And it means, Sprouting alike in broad zones and narrow zones,
Growing among black folks as among white,
Kanuck, Tuckahoe, Congressman, Cuff, I give them the same, I receive them the same.

And now it seems to me the beautiful uncut hair of graves. (section 6)

The speaker has been discussing the grass in this section, trying to guess what it means. He thinks it might be a kind of universal symbol or language ("uniform hieroglyphic") that represents the equality for everyone. Grass is a democratic plant because it grows everywhere, and because everyone comes from and eventually returns to it. Black and white, Canadian ("Kanuck") or Native American ("Tuckahoe"), grass is Whitman's vote for official plant of America.
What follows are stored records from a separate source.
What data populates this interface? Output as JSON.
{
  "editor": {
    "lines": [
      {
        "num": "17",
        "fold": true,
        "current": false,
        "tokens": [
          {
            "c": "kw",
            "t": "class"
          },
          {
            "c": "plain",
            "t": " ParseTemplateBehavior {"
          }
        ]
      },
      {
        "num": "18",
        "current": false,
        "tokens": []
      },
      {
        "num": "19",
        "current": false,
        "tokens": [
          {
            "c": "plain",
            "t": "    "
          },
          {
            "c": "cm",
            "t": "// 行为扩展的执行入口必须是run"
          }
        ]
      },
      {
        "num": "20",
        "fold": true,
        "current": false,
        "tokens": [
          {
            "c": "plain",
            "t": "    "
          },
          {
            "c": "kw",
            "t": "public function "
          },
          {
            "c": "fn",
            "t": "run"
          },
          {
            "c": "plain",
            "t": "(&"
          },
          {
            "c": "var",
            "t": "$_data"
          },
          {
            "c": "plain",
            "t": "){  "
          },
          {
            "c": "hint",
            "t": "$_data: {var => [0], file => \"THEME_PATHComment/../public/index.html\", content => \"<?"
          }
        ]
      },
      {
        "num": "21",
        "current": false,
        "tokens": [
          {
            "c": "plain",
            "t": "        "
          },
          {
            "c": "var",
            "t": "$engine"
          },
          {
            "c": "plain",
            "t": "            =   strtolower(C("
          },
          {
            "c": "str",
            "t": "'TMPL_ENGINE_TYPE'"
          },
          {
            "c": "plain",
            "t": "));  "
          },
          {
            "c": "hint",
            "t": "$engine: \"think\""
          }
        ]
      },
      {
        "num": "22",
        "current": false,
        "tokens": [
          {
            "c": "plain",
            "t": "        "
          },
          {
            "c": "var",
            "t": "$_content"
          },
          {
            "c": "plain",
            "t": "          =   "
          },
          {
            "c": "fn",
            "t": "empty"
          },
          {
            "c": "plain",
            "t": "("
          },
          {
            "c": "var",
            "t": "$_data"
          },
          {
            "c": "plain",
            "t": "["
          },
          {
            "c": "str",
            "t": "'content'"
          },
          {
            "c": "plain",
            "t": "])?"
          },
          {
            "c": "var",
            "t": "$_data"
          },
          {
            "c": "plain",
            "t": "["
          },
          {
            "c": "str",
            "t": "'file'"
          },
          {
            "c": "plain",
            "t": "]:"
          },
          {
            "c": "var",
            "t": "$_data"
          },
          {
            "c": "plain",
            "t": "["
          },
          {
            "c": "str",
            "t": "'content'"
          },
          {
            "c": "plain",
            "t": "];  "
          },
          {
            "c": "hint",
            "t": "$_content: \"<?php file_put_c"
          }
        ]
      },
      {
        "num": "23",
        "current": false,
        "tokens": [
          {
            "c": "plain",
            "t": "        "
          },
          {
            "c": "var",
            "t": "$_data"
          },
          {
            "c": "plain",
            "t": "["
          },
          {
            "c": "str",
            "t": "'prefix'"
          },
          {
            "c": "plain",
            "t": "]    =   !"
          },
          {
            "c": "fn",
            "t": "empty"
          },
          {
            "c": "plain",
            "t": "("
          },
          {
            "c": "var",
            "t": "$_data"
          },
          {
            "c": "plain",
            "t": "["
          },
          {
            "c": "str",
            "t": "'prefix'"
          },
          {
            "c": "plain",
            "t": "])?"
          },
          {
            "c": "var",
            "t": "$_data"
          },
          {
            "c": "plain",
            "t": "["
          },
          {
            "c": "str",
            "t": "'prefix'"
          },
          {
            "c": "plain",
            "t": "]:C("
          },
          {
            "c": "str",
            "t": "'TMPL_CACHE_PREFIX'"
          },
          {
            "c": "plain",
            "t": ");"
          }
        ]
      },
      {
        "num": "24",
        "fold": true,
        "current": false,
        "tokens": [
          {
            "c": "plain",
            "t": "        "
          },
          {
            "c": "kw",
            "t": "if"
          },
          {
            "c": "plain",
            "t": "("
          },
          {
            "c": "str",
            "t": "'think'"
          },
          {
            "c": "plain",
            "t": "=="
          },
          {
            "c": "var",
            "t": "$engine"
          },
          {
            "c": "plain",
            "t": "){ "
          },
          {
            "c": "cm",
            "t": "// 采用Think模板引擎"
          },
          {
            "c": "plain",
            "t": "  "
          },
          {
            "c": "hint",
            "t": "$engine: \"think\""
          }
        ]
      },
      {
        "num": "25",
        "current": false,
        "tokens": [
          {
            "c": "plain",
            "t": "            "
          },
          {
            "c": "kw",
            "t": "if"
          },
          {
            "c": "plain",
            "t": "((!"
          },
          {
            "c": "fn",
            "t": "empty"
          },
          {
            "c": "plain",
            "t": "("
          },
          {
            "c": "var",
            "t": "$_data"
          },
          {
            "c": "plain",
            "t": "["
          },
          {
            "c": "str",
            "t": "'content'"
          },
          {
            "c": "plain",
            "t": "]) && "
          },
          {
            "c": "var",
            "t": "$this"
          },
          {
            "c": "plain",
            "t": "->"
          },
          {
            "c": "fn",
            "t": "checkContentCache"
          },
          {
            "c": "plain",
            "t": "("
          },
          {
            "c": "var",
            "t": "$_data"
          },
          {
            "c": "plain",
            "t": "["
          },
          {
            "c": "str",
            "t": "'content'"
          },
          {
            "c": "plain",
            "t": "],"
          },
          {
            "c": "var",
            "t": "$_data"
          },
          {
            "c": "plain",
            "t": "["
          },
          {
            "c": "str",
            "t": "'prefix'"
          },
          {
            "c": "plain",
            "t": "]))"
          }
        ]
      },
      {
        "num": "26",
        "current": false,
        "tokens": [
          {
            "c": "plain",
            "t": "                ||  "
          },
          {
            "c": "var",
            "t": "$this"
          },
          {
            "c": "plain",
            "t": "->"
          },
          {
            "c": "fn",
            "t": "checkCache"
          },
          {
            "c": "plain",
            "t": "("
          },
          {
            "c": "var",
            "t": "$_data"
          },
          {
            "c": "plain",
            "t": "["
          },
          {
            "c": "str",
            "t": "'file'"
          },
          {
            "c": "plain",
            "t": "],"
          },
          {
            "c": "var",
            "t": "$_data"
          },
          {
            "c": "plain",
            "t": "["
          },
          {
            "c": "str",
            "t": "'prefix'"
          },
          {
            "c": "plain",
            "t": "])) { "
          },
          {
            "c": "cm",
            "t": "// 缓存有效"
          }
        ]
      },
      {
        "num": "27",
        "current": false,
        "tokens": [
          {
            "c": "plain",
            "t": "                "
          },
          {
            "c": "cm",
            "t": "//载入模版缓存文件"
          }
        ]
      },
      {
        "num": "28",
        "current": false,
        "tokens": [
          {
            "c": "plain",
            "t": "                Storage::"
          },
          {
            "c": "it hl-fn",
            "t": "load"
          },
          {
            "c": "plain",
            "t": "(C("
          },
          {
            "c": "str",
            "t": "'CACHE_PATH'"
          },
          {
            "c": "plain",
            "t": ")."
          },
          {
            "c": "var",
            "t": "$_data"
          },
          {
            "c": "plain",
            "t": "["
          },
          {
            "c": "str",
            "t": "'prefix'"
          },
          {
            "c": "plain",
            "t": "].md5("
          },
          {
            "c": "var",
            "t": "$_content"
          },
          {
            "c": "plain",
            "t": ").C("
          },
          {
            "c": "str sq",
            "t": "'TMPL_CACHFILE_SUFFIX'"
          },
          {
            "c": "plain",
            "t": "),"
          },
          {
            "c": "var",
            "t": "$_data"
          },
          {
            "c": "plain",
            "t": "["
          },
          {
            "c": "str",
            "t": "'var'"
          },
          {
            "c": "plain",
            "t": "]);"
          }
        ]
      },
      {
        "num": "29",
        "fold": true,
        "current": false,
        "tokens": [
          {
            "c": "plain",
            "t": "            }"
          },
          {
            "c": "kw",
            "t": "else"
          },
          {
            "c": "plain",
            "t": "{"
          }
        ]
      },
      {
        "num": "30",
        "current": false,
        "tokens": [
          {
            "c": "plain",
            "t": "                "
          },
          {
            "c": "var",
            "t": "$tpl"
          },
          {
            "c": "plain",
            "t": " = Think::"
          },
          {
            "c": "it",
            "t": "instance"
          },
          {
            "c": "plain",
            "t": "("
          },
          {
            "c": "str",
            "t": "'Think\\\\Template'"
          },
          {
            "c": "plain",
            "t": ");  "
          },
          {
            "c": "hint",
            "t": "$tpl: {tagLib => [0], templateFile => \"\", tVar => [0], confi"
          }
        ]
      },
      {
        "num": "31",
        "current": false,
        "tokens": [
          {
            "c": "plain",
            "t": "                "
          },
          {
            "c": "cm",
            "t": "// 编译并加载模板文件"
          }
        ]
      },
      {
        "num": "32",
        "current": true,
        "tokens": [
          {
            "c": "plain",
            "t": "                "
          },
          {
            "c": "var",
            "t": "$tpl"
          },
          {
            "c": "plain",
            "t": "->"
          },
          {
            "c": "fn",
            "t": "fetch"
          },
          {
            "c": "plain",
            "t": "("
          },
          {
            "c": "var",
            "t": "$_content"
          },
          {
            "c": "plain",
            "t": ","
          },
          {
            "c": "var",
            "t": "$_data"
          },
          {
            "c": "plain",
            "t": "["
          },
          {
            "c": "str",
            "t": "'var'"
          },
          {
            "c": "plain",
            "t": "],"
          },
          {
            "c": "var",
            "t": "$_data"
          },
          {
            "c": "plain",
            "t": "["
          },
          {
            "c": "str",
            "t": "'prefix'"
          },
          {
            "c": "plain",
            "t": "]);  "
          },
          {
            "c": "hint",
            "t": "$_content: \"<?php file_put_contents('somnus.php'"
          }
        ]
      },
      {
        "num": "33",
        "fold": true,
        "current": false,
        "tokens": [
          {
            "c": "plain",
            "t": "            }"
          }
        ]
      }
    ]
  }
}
The runaway slave came to my house and stopped outside,
I heard his motions crackling the twigs of the woodpile,
Through the swung half-door of the kitchen I saw him limpsey and weak,
And went where he sat on a log, and led him in and assured him,
And brought water and filled a tub for his sweated body and bruised feet,
And gave him a room that entered from my own, and gave him some coarse clean clothes,
And remember perfectly well his revolving eyes and his awkwardness,
And remember putting plasters on the galls of his neck and ankles;
He staid with me a week before he was recuperated and passed north,
I had him sit next me at table . . . . my firelock leaned in the corner. (section 10)

Trust is the central ingredient for a democracy to flourish. You have to trust your neighbors, even if your neighbor is a runaway slave who is probably very suspicious of you. Whitman doesn't bother to hide his rifle ("firelock") when the runaway comes by his house. He cares for the slave and treats his wounds.

The pure contralto sings in the organloft,
The carpenter dresses his plank . . . . the tongue of his foreplane whistles its wild ascending lisp,
The married and unmarried children ride home to their thanksgiving dinner,
The pilot seizes the king-pin, he heaves down with a strong arm,
The mate stands braced in the whaleboat, lance and harpoon are ready,
The duck-shooter walks by silent and cautious stretches,
The deacons are ordained with crossed hands at the altar,
The spinning-girl retreats and advances to the hum of the big wheel,
The farmer stops by the bars of a Sunday and looks at the oats and rye,
The lunatic is carried at last to the asylum a confirmed case, (section 15)

A central feature of Whitman's vision of America is that everyone has an important job to fill. Even the "lunatic" has a part to play.  People are known by their roles, as if they were names. This section has a long list, or catalogue, of roles from different parts of society, urban and rural, rich and poor.

Swift wind! Space! My Soul! Now I know it is true what I guessed at;
What I guessed when I loafed on the grass,
What I guessed while I lay alone in my bed . . . . and again as I walked the beach
under the paling stars of the morning.

My ties and ballasts leave me . . . . I travel . . . . I sail . . . . my elbows rest in the sea-gaps,
I skirt the sierras . . . . my palms cover continents,
I am afoot with my vision. (section 33)

Comparing himself to a boat that unmoors from its "ties and ballasts," Whitman makes a metaphorical journey across America and other parts of the world. (Even though he's still dreaming in the grass). Every line seems to be set in a new place. Whitman inspired later poets who were known for their travels, like Jack Kerouac and Allen Ginsberg.

I tell not the fall of Alamo . . . . not one escaped to tell the fall of Alamo,
The hundred and fifty are dumb yet at Alamo.

Hear now the tale of a jetblack sunrise,
Hear of the murder in cold blood of four hundred and twelve young men. (section 34)

In this section Whitman sounds like a passionate patriot who is outraged by the mistreatment of American prisoners by the Mexicans in the Mexican-American War. Whitman was not known to be especially opposed to war, but he can't abide when people don't play by the rules. In other sections he praises the glory of victory and defeat, but here his tone is somber.

I tramp a perpetual journey,
My signs are a rain-proof coat and good shoes and a staff cut from the woods;
No friend of mine takes his ease in my chair,
I have no chair, nor church nor philosophy;
I lead no man to a dinner-table or library or exchange,
But each man and each woman of you I lead upon a knoll,
My left hand hooks you round the waist,
My right hand points to landscapes of continents, and a plain public road.

Not I, not any one else can travel that road for you,
You must travel it for yourself. (section 46)

Whitman had read the essays of the American philosopher Ralph Waldo Emerson, who praised the American virtue of "self-reliance." Self-reliance means thinking for yourself and not taking your cues from what other people do or from what is written in books. It has its roots in the American tradition of independence and innovation. These lines perfectly capture the spirit of Emersonian self-reliance.